Cystic Fibrosis increases a patients energy expenditure, requiring them to consume sometimes more than double the calories of a healthy individual. In order to do this, fat is a huge ally. It has 9 calories per gram compared to 4 calories per gram from both carbohydrate and protein. By adding fat to meals and snacks, you get more bang for your nutrition buck. In order to get enough calories, some of Allison’s recommendations included adding:
- Cheese on sandwiches, salads, veggies, and meat
- Heavy cream in milk, mashed potatoes, gravy, and milkshakes
- Butter or margarine to all foods
- Bacon or sausage to breakfast
These are all simple ways to add more calories into a diet. Another recommendation is to consume high levels of salt. Part of the condition involves sweating, resulting in sodium losses.

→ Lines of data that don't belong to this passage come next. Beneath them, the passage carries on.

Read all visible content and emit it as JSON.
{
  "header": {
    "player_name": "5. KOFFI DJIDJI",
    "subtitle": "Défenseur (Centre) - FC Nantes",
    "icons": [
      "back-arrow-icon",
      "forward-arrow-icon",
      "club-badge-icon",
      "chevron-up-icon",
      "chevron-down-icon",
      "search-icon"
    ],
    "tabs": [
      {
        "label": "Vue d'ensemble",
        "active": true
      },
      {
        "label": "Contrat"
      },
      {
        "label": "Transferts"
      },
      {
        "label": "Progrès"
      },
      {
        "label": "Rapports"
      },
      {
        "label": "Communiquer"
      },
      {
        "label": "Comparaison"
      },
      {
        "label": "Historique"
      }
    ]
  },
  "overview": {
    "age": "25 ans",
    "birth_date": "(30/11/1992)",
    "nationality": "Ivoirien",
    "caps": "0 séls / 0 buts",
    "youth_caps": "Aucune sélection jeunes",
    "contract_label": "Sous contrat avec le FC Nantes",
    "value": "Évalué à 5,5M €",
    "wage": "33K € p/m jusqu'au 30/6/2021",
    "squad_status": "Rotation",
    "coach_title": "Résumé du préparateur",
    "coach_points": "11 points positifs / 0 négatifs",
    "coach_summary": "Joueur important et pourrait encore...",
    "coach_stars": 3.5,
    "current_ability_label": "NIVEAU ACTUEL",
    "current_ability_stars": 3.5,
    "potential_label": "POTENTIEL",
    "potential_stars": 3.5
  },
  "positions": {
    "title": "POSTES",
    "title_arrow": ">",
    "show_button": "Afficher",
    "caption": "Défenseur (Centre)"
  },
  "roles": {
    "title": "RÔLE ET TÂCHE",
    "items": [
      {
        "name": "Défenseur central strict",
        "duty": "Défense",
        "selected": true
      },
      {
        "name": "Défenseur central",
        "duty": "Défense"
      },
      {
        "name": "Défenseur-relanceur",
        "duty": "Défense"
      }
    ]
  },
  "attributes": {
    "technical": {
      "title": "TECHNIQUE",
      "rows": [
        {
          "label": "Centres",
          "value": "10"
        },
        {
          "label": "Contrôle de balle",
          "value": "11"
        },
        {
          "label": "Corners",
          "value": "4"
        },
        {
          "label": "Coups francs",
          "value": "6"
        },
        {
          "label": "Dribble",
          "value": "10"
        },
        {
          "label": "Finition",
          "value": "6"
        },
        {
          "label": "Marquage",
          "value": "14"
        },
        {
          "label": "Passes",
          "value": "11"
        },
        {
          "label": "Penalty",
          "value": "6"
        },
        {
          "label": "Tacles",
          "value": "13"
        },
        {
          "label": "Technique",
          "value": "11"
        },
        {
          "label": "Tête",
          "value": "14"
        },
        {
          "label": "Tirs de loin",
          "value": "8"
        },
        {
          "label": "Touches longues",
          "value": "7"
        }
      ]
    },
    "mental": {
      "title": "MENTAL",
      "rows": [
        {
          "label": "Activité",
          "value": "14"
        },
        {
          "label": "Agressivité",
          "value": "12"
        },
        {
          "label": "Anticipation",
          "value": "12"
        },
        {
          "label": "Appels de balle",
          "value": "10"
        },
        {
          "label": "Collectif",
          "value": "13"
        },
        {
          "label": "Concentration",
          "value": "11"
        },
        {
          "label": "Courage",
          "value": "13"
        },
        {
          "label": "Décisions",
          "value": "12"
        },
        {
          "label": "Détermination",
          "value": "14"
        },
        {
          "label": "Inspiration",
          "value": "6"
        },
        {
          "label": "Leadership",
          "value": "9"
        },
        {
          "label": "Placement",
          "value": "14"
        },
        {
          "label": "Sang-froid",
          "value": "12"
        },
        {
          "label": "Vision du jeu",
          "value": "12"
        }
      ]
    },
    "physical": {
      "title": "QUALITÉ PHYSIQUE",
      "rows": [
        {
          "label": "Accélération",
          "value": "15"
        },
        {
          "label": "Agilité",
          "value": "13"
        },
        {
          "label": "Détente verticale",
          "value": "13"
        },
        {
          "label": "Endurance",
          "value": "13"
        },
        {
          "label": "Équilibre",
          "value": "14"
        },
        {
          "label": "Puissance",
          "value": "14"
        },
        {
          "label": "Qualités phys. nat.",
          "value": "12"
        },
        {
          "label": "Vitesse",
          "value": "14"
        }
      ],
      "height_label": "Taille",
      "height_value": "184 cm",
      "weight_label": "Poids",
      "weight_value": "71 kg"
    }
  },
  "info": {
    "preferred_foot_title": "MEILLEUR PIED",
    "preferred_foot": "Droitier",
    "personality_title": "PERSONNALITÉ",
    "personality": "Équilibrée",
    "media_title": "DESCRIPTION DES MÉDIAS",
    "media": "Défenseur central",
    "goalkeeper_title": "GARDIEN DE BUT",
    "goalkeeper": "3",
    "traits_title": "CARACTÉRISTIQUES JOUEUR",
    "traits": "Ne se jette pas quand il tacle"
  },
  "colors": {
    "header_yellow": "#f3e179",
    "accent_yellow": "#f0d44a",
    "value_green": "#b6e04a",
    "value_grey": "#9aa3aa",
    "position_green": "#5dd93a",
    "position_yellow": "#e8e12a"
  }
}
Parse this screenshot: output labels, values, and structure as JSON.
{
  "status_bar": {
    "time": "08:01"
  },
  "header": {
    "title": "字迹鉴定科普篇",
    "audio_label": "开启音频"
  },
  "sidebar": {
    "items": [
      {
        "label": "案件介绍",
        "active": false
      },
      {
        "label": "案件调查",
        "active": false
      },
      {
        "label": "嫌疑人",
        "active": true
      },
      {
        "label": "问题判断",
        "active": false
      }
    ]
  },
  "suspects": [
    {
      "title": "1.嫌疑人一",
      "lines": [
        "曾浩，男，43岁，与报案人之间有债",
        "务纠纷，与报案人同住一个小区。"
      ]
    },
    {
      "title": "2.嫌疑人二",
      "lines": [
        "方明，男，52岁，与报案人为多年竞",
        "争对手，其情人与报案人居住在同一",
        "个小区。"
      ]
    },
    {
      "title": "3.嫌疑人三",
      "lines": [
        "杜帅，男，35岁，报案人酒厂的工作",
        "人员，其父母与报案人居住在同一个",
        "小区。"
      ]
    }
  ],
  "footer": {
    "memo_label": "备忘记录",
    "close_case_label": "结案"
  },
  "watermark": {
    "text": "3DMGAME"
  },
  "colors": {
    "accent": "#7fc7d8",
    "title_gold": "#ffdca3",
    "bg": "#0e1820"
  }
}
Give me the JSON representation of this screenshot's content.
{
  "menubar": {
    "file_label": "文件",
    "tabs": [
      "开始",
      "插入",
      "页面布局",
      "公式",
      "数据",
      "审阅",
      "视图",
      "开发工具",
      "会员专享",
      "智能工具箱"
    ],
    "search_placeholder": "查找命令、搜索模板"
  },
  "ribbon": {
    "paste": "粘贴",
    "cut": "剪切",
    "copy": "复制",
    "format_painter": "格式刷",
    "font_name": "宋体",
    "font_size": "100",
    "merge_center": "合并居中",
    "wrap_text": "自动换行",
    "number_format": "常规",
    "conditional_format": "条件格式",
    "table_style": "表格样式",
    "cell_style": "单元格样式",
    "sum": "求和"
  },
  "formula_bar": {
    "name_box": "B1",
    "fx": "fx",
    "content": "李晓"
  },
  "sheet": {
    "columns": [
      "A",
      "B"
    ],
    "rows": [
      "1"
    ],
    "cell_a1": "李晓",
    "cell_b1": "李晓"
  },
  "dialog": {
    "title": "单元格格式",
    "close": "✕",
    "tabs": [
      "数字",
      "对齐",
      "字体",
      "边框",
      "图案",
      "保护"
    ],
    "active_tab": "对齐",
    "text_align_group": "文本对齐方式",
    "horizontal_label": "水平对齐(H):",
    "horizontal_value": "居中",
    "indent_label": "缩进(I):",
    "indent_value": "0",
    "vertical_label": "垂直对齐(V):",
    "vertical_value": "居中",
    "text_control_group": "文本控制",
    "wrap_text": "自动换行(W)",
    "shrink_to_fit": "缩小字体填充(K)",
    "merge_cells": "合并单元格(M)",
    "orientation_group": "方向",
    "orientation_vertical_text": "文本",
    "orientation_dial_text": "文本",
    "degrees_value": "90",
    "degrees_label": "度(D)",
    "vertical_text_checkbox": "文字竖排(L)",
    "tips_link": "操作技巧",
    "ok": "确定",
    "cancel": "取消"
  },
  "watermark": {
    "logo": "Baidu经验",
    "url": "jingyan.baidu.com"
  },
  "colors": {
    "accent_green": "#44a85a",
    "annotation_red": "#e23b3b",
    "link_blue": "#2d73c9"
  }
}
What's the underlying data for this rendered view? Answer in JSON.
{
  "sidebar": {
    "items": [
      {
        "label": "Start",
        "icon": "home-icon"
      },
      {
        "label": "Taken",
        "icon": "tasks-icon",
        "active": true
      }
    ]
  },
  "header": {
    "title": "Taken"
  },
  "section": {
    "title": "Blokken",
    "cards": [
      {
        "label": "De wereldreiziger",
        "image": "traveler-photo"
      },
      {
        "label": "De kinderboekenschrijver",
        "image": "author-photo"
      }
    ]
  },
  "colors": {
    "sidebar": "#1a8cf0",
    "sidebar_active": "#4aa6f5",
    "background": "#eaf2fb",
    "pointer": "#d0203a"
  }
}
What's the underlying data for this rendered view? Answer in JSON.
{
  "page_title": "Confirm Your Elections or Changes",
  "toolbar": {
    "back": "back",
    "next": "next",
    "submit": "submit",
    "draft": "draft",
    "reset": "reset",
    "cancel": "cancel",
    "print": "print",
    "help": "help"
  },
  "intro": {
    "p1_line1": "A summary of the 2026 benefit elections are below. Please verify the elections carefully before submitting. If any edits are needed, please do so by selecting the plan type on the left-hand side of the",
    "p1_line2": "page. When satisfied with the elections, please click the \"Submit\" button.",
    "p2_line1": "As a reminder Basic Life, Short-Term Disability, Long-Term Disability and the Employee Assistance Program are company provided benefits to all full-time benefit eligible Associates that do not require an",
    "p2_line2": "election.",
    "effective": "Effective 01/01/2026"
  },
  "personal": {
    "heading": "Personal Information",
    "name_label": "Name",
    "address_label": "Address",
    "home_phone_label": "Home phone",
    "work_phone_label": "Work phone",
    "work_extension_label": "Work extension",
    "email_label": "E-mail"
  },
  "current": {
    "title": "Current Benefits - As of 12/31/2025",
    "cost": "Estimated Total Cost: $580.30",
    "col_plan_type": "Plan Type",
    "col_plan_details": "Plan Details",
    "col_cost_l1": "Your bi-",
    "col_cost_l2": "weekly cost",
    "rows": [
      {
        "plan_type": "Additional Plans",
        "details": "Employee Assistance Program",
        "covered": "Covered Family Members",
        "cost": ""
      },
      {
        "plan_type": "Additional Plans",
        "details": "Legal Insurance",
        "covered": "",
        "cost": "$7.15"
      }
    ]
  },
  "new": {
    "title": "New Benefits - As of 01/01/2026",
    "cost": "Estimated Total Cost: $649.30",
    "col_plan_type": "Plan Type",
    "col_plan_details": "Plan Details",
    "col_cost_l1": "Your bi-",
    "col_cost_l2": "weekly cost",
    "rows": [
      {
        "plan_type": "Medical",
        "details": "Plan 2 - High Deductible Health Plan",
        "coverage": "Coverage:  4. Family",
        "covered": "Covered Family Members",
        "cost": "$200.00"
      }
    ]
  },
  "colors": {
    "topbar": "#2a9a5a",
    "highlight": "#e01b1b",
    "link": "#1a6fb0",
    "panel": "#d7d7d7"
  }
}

Children and adults can choose high salt foods, but for infants, 1/8 - 1/4 tsp (1-2 small packets from a fast food restaurant) should be added to breast milk, formula, or baby food.
Patients with cystic fibrosis currently have an average life expectancy of 37, up from 25 in 1985. Even with this dramatic increase in life expectancy, chronic heart disease does not appear in these people, despite the increased fat and sodium intake. Considering that the message to reduce these nutrients is predominant in our society, it can be hard to accept this. This case does demonstrate the difference between the needs of a healthy person and the needs of someone with a condition like cystic fibrosis. It was great to hear about this and understand just how varied the advice in this field can be, and still be appropriate.